Pupils who used IPEELL for two years made around two months’ additional progress in writing, compared to pupils who did not. This result has a high security rating. The result was similar when considering only pupils eligible for free school meals who used IPEELL, who also made around two months’ additional progress.
The evaluation also measured writing results for pupils who used IPEELL for only one year, using a different writing test. This test showed that after one year, IPEELL pupils had made less progress than comparison pupils. This result had a very high security rating. Again, the results were similar for pupils eligible for free school meals.
These writing results are not statistically significant. This means that even if the intervention had no impact, the probability that, in this trial, we would have observed an effect size as large as the one found is greater than 5%.
Pupils who used IPEELL for two years made less progress in reading, spelling, and maths compared to pupils who did not. It is possible that an increased focus on writing led to less time spent on these topics.
The training of teachers was lacking in both the provision and breadth of practical examples and in fully modelling some aspects of the approach. This may have been because the training in this trial was carried out by inexperienced trainers and it may, therefore, be useful for the trainers to watch an experienced trainer train the teachers first.
Full project descriptionkeyboard_arrow_up keyboard_arrow_down
The IPEELL intervention is a writing process that encourages students to plan, draft, edit, and revise their writing. IPEELL stands for Introduction, Point, Explain, Ending, Links, and Language. The intervention was developed by the Calderdale Excellence Partnership (CEP) and is adapted from the U.S. programme Self-Regulated Strategy Development (SRSD). In addition to the writing process, the IPEELL intervention also involves ‘memorable experiences’ for students designed to act as a stimulus for their writing. This project tested the impact of one year of IPEELL for children in Year 6 and the impact of the two years of IPEELL children who started it in Year 5 and continued in Year 6. IPEELL was delivered to all children in these year groups.

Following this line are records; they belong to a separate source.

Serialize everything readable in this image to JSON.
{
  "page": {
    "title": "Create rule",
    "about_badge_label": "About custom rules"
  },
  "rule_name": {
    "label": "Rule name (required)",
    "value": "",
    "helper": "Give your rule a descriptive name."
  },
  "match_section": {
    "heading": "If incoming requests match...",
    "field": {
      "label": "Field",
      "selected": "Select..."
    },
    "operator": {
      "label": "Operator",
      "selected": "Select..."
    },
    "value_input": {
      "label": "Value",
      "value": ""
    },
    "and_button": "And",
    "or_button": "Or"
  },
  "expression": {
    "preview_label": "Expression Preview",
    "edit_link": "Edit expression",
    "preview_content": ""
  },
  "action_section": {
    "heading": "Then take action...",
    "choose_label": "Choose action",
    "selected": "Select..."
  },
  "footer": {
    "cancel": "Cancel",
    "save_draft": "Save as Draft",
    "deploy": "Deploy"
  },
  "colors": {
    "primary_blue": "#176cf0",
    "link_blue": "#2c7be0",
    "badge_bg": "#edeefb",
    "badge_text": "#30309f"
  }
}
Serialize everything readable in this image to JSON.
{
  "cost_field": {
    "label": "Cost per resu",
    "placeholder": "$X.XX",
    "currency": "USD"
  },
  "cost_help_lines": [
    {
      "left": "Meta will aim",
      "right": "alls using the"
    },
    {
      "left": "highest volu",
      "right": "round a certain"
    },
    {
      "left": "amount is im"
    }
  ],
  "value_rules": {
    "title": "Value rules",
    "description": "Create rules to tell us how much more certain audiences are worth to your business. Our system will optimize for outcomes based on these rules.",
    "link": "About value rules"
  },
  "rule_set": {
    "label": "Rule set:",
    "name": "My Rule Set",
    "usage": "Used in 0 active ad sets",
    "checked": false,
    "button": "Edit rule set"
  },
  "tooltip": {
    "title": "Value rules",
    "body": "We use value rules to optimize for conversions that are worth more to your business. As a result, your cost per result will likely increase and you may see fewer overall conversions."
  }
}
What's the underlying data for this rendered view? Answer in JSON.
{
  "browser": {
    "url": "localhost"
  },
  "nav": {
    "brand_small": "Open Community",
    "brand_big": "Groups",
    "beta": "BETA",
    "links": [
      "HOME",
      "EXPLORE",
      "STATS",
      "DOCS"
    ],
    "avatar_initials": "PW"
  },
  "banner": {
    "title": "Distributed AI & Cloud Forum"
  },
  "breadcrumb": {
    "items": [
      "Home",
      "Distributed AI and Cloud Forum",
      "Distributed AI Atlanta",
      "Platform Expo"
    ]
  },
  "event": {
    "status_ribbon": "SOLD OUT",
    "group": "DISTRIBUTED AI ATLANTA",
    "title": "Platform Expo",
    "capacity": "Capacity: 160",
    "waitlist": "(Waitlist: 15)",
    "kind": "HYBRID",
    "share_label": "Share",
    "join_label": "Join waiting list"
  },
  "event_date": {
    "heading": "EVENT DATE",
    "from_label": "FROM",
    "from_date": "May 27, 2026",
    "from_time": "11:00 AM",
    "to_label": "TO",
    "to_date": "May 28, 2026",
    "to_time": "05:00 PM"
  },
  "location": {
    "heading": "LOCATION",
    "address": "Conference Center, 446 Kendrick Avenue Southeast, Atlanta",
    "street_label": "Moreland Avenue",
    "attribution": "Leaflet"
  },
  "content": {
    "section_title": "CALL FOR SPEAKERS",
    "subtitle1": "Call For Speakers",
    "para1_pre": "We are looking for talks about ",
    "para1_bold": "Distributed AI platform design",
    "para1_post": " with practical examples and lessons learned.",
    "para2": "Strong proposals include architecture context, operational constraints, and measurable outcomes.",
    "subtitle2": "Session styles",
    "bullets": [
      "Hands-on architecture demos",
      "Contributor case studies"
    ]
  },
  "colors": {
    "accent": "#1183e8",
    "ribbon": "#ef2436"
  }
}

The project was a randomised controlled trial; 84 schools and 2,682 children participated in the one- year trial and 83 schools and 2,762 children participated in the two-year trial. The trial was an effectiveness trial which tested the intervention under ‘real world’ conditions and schools were randomised to either receive the intervention or to act as a ‘business as usual’ control group. Writing outcomes were measured using Key Stage 2 (KS2) writing outcomes for the one-year trial and a bespoke writing test based on historic KS2 writing tests for the two-year trial. The process evaluation involved observations of the training sessions (both the teacher training and the training of the trainers), observations of lessons, and interviews with teachers. The trial took place between September 2015 and July 2017.